He even said that there were six others to look at – Jason Smith, Tommy Manzella, Edwin Maysonet, Blum, Drew Sutton and Matt Kata – with shorstop experience, pushing Newhan to seventh.
Okay, fine, put him as seventh coming into the season, but give him a shot. The worst part was that, despite writing him off so early, was that the Astros then waited until March 29 to release him, seriously affecting his ability to get a job somewhere else.
I have to tell you, I have not been overly impressed with Cooper during his tenure as the Astros manager so far, and this Spring Training has been one enormous train wreck.
Thank goodness for Julia over at Julia’s Rants; otherwise, I’d never know when the newest MLBlogs “Latest Leaders” list had come out. I’d boycotted Mark’s blog until Albert Pujols was no longer named at the top.
It’s not something I necessarily strive for – being on the leaderboard – but it’s something that’s definitely humbling, and which I very much appreciate.
For those of you unfamiliar with Julia, she’s basically the MLBlogs team captain. She roots us all on, comments on very nearly every blog, and has an enormously-catchy enthusiasm that helps many of us get through the slow times, when we begin to debate whether or not we truly want to do this. If you haven’t already, I highly recommend you check her blog out.
Upon hearing the news that I was #20, I was thrown into a quandary. There have been several players to don the number for the Astros, including the longest-tenured #20 in club history, Tony Eusebio, a backup catcher that probably only a true Houston fan could love – and who all true Houston fans love.
But I opted to go a different way, and began to write a long apalogue about Cesar Geronimo, who I had watched growing up – in his Cincinnati years, after he’d left Houston – and whose signature had graced the glove I’d worn in Little League. My father had always joked that Cesar couldn’t catch because he wore four Gold Gloves. I didn’t get the joke at the time, but it stuck with me.

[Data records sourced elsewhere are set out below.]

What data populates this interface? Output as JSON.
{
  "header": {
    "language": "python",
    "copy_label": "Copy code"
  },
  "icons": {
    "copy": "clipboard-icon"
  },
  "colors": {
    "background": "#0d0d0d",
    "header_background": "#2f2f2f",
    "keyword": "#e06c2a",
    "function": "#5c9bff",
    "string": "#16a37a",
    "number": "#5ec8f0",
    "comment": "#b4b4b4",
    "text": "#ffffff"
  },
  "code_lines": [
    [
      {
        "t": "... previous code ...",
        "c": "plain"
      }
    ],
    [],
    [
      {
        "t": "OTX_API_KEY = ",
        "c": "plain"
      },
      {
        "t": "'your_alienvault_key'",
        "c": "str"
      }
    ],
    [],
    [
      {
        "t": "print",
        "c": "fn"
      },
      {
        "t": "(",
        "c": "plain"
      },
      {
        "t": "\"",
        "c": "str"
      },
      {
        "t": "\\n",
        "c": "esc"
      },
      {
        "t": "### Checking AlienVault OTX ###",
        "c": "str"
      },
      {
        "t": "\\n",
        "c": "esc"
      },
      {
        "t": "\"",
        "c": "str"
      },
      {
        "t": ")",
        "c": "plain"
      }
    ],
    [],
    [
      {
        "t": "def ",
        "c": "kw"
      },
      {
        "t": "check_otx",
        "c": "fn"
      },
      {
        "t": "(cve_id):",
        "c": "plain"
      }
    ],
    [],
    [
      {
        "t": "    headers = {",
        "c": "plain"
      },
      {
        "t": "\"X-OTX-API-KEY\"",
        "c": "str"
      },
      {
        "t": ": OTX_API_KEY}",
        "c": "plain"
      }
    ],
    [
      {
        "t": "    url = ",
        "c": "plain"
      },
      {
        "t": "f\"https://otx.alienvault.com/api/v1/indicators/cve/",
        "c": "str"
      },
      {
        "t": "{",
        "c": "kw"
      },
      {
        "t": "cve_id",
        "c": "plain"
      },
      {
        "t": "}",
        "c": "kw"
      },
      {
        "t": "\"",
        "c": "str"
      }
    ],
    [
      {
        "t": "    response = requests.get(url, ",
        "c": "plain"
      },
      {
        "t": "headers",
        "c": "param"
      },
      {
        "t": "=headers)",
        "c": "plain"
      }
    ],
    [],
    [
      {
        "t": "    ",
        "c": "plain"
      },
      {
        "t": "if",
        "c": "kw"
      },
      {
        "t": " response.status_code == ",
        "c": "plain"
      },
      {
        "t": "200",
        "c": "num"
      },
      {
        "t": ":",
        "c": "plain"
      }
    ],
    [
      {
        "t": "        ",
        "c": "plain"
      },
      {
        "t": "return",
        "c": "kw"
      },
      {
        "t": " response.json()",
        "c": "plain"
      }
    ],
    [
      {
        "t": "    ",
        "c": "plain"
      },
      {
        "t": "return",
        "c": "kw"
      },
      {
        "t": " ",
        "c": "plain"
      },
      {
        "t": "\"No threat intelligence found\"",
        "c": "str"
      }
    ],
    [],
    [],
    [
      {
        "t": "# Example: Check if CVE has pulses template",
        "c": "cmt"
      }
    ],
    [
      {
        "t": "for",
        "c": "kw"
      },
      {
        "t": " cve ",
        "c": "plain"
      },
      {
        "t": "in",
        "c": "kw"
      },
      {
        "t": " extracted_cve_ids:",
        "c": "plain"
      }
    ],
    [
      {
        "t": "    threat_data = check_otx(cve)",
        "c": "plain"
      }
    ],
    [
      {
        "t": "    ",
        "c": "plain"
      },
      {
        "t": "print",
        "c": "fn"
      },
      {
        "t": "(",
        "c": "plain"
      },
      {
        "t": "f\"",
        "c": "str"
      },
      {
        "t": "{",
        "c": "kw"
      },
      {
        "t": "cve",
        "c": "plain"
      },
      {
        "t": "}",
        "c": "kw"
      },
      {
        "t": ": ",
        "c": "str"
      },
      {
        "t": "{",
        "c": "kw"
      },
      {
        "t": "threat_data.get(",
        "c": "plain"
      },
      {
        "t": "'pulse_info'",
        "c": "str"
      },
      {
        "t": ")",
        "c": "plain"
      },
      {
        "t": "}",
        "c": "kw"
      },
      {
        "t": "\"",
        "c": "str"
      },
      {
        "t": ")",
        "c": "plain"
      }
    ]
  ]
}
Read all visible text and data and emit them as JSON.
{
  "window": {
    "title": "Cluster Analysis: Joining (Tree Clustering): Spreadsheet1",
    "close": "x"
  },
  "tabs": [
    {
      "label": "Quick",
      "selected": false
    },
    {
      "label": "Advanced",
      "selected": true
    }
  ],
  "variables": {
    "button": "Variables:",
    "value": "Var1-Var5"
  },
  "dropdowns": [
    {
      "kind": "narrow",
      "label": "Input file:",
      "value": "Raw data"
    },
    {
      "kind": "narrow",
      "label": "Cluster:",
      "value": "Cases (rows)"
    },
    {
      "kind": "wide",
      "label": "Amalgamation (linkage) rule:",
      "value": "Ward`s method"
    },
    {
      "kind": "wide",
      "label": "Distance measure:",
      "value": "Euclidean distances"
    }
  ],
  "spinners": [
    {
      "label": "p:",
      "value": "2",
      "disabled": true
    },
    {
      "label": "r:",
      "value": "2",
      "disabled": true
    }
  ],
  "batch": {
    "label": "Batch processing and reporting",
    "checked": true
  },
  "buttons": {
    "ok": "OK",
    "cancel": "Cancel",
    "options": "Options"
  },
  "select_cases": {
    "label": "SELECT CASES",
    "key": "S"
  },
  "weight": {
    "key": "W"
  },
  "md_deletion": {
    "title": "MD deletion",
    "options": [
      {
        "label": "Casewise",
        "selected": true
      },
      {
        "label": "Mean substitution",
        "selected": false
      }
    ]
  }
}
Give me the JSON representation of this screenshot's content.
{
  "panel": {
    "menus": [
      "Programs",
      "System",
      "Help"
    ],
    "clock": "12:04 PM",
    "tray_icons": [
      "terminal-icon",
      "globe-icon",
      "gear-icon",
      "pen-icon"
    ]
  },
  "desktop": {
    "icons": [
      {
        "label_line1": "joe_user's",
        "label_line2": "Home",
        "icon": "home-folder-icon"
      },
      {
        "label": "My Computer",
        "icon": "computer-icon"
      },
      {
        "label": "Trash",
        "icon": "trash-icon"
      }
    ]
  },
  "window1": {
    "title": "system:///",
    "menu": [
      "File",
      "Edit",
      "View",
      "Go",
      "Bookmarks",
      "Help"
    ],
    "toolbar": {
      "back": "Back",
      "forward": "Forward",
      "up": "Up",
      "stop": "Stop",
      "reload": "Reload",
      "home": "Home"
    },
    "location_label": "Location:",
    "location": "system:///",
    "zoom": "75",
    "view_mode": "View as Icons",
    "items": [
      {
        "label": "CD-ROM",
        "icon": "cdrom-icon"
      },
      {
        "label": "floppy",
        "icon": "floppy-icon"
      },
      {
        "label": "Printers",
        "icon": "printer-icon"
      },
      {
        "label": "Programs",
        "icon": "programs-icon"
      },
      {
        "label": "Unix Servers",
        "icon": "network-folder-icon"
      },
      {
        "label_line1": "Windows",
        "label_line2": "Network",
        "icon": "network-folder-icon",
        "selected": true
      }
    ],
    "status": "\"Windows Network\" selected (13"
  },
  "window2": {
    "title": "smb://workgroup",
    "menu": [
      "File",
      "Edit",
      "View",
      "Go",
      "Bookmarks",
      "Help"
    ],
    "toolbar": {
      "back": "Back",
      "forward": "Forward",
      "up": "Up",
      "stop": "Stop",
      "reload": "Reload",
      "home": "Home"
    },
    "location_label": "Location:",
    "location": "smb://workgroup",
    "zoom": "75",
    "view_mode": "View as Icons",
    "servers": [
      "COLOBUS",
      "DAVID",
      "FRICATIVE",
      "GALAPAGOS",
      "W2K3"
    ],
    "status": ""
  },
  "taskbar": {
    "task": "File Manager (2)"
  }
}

Then I realized that my glove had actually been signed by another Astro who had gone to the Reds and won multiple Gold Gloves – Cesar Cedeno. By the time I was old enough to go to and remember Reds games, Geronimo was either in Kansas City or out of the league entirely.
Other names flashed through my memory – Lee Maye, Dave “Soup” Campbell – but I kept coming back to one man. The only Houston Astro to be inducted to the Hall of Fame wearing #20. Who – if there was a Hall of Fame for white afros – would be in on the first ballot.
Sutton didn’t spend much time in Houston. He signed as a Free Agent before the 1981 season, and in late August the following year, we was sent to the Milwaukee Brewers for Kevin Bass, Frank DiPino, Mike Madden, and cash. Anyone who has read my About Me knows that, without that trade, I might never have become a Houston fan at all.
To top it off, he helped pitch the Brewers to their only World Series appearance (though he was shelled by the Cardinals in the Series), playing with current Astros skipper Cecil Cooper.
Houston’s pitching staff in the strike-shortened 1981 season was insane. In addition to Sutton, the rotation boasted Joe Niekro, Hall of Famer Nolan Ryan, lefty Bob Knepper, and Vern Ruhle. The bullpen had Billy Smith, Dave Smith, and Joe Sambito.
No starting pitcher that year had an ERA over 3.00. Ruhle’s 2.91 was the highest, and the average ERA+ was 139. With a full year of baseball, there’s no telling how well this team could have done, despite a questionable offense led by Tony Scott, Jose Cruz, and then-first baseman and former Gold Glove outfielder Cedeno (not Geronimo.)
Sutton threw 158.2 innings that year, going 11-9 with a 2.61 ERA, 1.015 WHIP (with three fewer hits or walks, he would have had a WHIP under 1.00… coincidentally, three is the exact number of intentional walks he was asked to issue). He walked just 29 batters – the fewest ever in his career, including 1988 when he walked 30 despite pitching just 87.1 innings with the Dodgers – and struck out 104 (also the fewest in his career, but who’s counting?)
Old Black & Decker followed up his 1981 campaign by going 13-8 in 27 appearances in 1982, pitching 195 innings and striking out 139 to 46 walks, a 3.00 ERA and a 1.103 WHIP before being traded to the Brewers.